1. Steven Spielberg- I knew they'd do this and I take issue with it not because I dislike Spielberg or his films (how can anyone?) but because the reasoning behind the selection is so dubious when you consider his underwhelming output this past decade. Two words: CRYSTAL SKULL. He needs to get back on the map quickly if he wants to re-claim his throne. And it's a good thing we're judging his work as a director not a producer (Eagle Eye, the Transformers films) or he'd deserve to fall off the list completely. The word "active" does him no favors in evaluating the merits of his #1 ranking. That said, I can't argue he doesn't at least still deserve be in the top 5 or 10.

Didn't Make it and I'm Glad

Spike Lee- The most overrated filmmaker alive. I'm sure many were up in arms when they didn't see his name, feeling this exclusion symbolizes the list's inaccuracy, but I felt like clapping. His films range from preposterously overrated (Do The Right Thing, Inside Man, and just about everything else) to flat-out awful (the recent Miracle at St. Anna). But at least there's one other person as thrilled as I am that he didn't make the list: Spike Lee. Now he has a new excuse to cry racism and blame Clint Eastwood for all his problems. The fact is his films just aren't that great. Yes, of course he's a lot better than some of the choices up there, but just because they didn't deserve to make it doesn't mean he should.

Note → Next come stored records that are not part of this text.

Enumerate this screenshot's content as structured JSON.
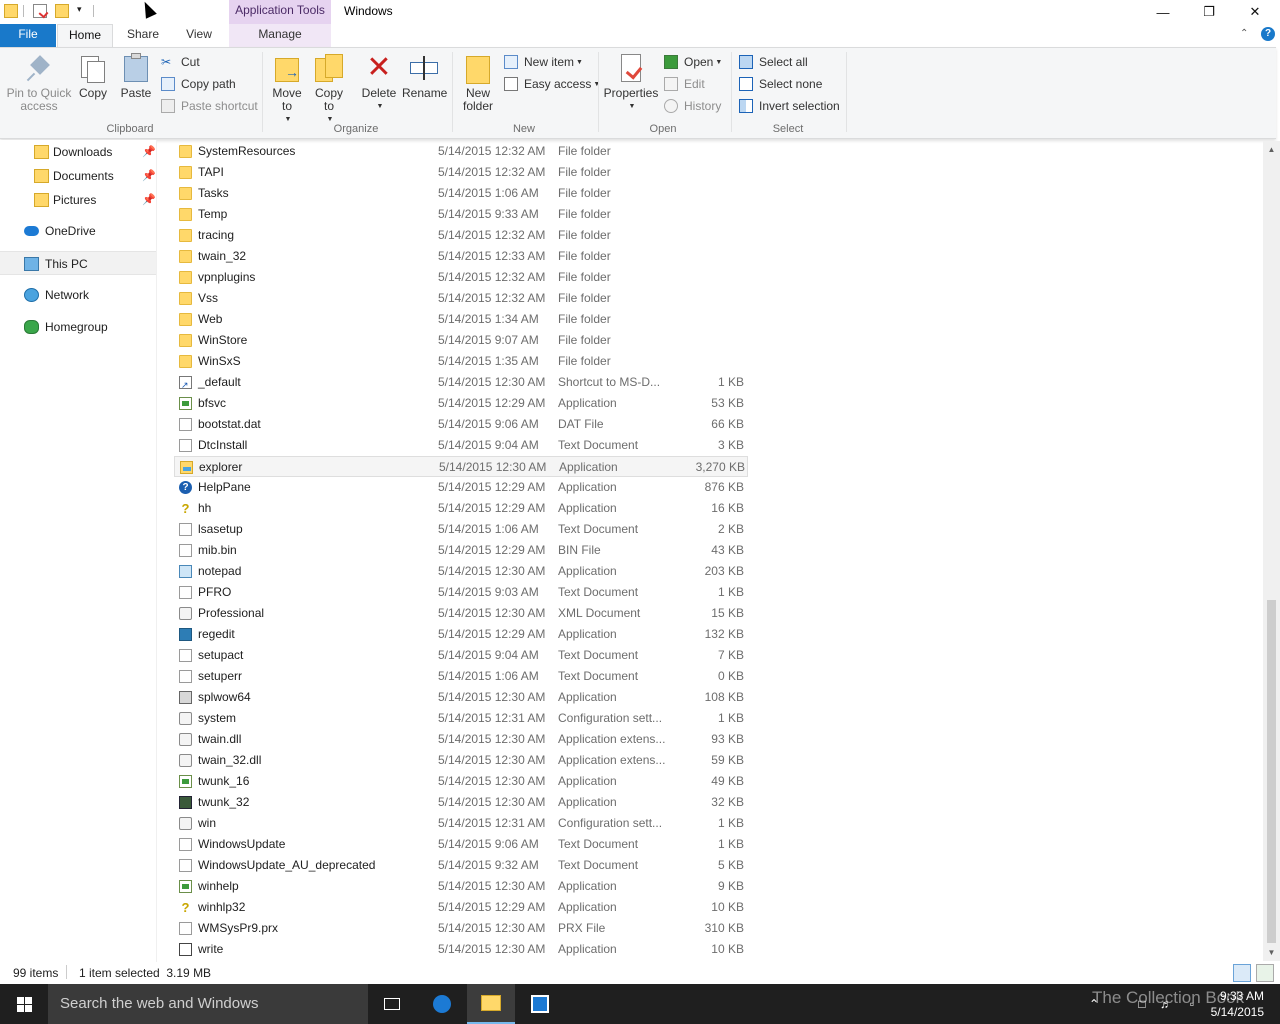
{
  "window": {
    "title": "Windows",
    "context_tab": "Application Tools",
    "minimize": "—",
    "maximize": "❐",
    "close": "✕"
  },
  "tabs": {
    "file": "File",
    "home": "Home",
    "share": "Share",
    "view": "View",
    "manage": "Manage"
  },
  "ribbon": {
    "clipboard": {
      "label": "Clipboard",
      "pin": "Pin to Quick access",
      "copy": "Copy",
      "paste": "Paste",
      "cut": "Cut",
      "copy_path": "Copy path",
      "paste_shortcut": "Paste shortcut"
    },
    "organize": {
      "label": "Organize",
      "move_to": "Move to",
      "copy_to": "Copy to",
      "delete": "Delete",
      "rename": "Rename"
    },
    "new": {
      "label": "New",
      "new_folder": "New folder",
      "new_item": "New item",
      "easy_access": "Easy access"
    },
    "open": {
      "label": "Open",
      "properties": "Properties",
      "open": "Open",
      "edit": "Edit",
      "history": "History"
    },
    "select": {
      "label": "Select",
      "select_all": "Select all",
      "select_none": "Select none",
      "invert": "Invert selection"
    }
  },
  "nav": {
    "downloads": "Downloads",
    "documents": "Documents",
    "pictures": "Pictures",
    "onedrive": "OneDrive",
    "thispc": "This PC",
    "network": "Network",
    "homegroup": "Homegroup"
  },
  "files": [
    {
      "name": "SystemResources",
      "date": "5/14/2015 12:32 AM",
      "type": "File folder",
      "size": "",
      "icon": "folder"
    },
    {
      "name": "TAPI",
      "date": "5/14/2015 12:32 AM",
      "type": "File folder",
      "size": "",
      "icon": "folder"
    },
    {
      "name": "Tasks",
      "date": "5/14/2015 1:06 AM",
      "type": "File folder",
      "size": "",
      "icon": "folder"
    },
    {
      "name": "Temp",
      "date": "5/14/2015 9:33 AM",
      "type": "File folder",
      "size": "",
      "icon": "folder"
    },
    {
      "name": "tracing",
      "date": "5/14/2015 12:32 AM",
      "type": "File folder",
      "size": "",
      "icon": "folder"
    },
    {
      "name": "twain_32",
      "date": "5/14/2015 12:33 AM",
      "type": "File folder",
      "size": "",
      "icon": "folder"
    },
    {
      "name": "vpnplugins",
      "date": "5/14/2015 12:32 AM",
      "type": "File folder",
      "size": "",
      "icon": "folder"
    },
    {
      "name": "Vss",
      "date": "5/14/2015 12:32 AM",
      "type": "File folder",
      "size": "",
      "icon": "folder"
    },
    {
      "name": "Web",
      "date": "5/14/2015 1:34 AM",
      "type": "File folder",
      "size": "",
      "icon": "folder"
    },
    {
      "name": "WinStore",
      "date": "5/14/2015 9:07 AM",
      "type": "File folder",
      "size": "",
      "icon": "folder"
    },
    {
      "name": "WinSxS",
      "date": "5/14/2015 1:35 AM",
      "type": "File folder",
      "size": "",
      "icon": "folder"
    },
    {
      "name": "_default",
      "date": "5/14/2015 12:30 AM",
      "type": "Shortcut to MS-D...",
      "size": "1 KB",
      "icon": "shortcut"
    },
    {
      "name": "bfsvc",
      "date": "5/14/2015 12:29 AM",
      "type": "Application",
      "size": "53 KB",
      "icon": "app"
    },
    {
      "name": "bootstat.dat",
      "date": "5/14/2015 9:06 AM",
      "type": "DAT File",
      "size": "66 KB",
      "icon": "doc"
    },
    {
      "name": "DtcInstall",
      "date": "5/14/2015 9:04 AM",
      "type": "Text Document",
      "size": "3 KB",
      "icon": "doc"
    },
    {
      "name": "explorer",
      "date": "5/14/2015 12:30 AM",
      "type": "Application",
      "size": "3,270 KB",
      "icon": "explorer",
      "selected": true
    },
    {
      "name": "HelpPane",
      "date": "5/14/2015 12:29 AM",
      "type": "Application",
      "size": "876 KB",
      "icon": "help"
    },
    {
      "name": "hh",
      "date": "5/14/2015 12:29 AM",
      "type": "Application",
      "size": "16 KB",
      "icon": "yhelp"
    },
    {
      "name": "lsasetup",
      "date": "5/14/2015 1:06 AM",
      "type": "Text Document",
      "size": "2 KB",
      "icon": "doc"
    },
    {
      "name": "mib.bin",
      "date": "5/14/2015 12:29 AM",
      "type": "BIN File",
      "size": "43 KB",
      "icon": "doc"
    },
    {
      "name": "notepad",
      "date": "5/14/2015 12:30 AM",
      "type": "Application",
      "size": "203 KB",
      "icon": "note"
    },
    {
      "name": "PFRO",
      "date": "5/14/2015 9:03 AM",
      "type": "Text Document",
      "size": "1 KB",
      "icon": "doc"
    },
    {
      "name": "Professional",
      "date": "5/14/2015 12:30 AM",
      "type": "XML Document",
      "size": "15 KB",
      "icon": "gear"
    },
    {
      "name": "regedit",
      "date": "5/14/2015 12:29 AM",
      "type": "Application",
      "size": "132 KB",
      "icon": "reg"
    },
    {
      "name": "setupact",
      "date": "5/14/2015 9:04 AM",
      "type": "Text Document",
      "size": "7 KB",
      "icon": "doc"
    },
    {
      "name": "setuperr",
      "date": "5/14/2015 1:06 AM",
      "type": "Text Document",
      "size": "0 KB",
      "icon": "doc"
    },
    {
      "name": "splwow64",
      "date": "5/14/2015 12:30 AM",
      "type": "Application",
      "size": "108 KB",
      "icon": "printer"
    },
    {
      "name": "system",
      "date": "5/14/2015 12:31 AM",
      "type": "Configuration sett...",
      "size": "1 KB",
      "icon": "gear"
    },
    {
      "name": "twain.dll",
      "date": "5/14/2015 12:30 AM",
      "type": "Application extens...",
      "size": "93 KB",
      "icon": "gear"
    },
    {
      "name": "twain_32.dll",
      "date": "5/14/2015 12:30 AM",
      "type": "Application extens...",
      "size": "59 KB",
      "icon": "gear"
    },
    {
      "name": "twunk_16",
      "date": "5/14/2015 12:30 AM",
      "type": "Application",
      "size": "49 KB",
      "icon": "app"
    },
    {
      "name": "twunk_32",
      "date": "5/14/2015 12:30 AM",
      "type": "Application",
      "size": "32 KB",
      "icon": "dark"
    },
    {
      "name": "win",
      "date": "5/14/2015 12:31 AM",
      "type": "Configuration sett...",
      "size": "1 KB",
      "icon": "gear"
    },
    {
      "name": "WindowsUpdate",
      "date": "5/14/2015 9:06 AM",
      "type": "Text Document",
      "size": "1 KB",
      "icon": "doc"
    },
    {
      "name": "WindowsUpdate_AU_deprecated",
      "date": "5/14/2015 9:32 AM",
      "type": "Text Document",
      "size": "5 KB",
      "icon": "doc"
    },
    {
      "name": "winhelp",
      "date": "5/14/2015 12:30 AM",
      "type": "Application",
      "size": "9 KB",
      "icon": "app"
    },
    {
      "name": "winhlp32",
      "date": "5/14/2015 12:29 AM",
      "type": "Application",
      "size": "10 KB",
      "icon": "yhelp"
    },
    {
      "name": "WMSysPr9.prx",
      "date": "5/14/2015 12:30 AM",
      "type": "PRX File",
      "size": "310 KB",
      "icon": "doc"
    },
    {
      "name": "write",
      "date": "5/14/2015 12:30 AM",
      "type": "Application",
      "size": "10 KB",
      "icon": "write"
    }
  ],
  "status": {
    "items": "99 items",
    "selected": "1 item selected  3.19 MB"
  },
  "taskbar": {
    "search_placeholder": "Search the web and Windows",
    "time": "9:33 AM",
    "date": "5/14/2015",
    "watermark": "The Collection Book"
  },
  "colors": {
    "accent": "#1979ca",
    "context_tab": "#e6d3f0",
    "taskbar": "#1f1f1f"
  }
}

Woody Allen- As much as it pains me to say it, you'd have to go back to the 70's or early '80's to make a strong argument he deserves a place alongside the best active directors, if only because he's been so wildly inconsistent since then. Unlike Lee however, I'm actually a fan of his work and find even his lesser efforts to at least be interesting. It seems we just keep waiting and waiting for the next truly great Woody Allen picture to come along and it never does. It's getting frustrating. For every movie that flirts with greatness (Match Point) there are a dozen others that don't (The Curse of the Jade Scorpion, Celebrity, Scoop, the list goes on and on). The output is just too uneven to warrant inclusion. A good call by EW.

Should Have Made It (these names jump out at me as outrageous omissions but there are probably more)
Wes Anderson
David Lynch
David Cronenberg
Richard Kelly
Lars Von Trier
Sam Mendes
David Gordon Green
Oliver Stone
Spike Jonze
Gus Van Sant


JD said...

Active is an odd word choice. Pedro deserves to be on there for sure. We talked abut this MGU a couple weeks ago. It doesn't make any sense if you really think about it.
Great analysis.

Anonymous said...

I think you're on crack. Why does David Lynch deserve to be on the list but not Woody Allen? Match Point was brilliant, Vicky was great, Anything Else was *great* and very underrated, and a lot of his 90's works were great as well -- Sweet and Lowdown, Deconstructing Harry, Mighty Aphrodite, Bullets Over Broadway, Husbands and Wives. I think Woody has made more great films than anyone in that list.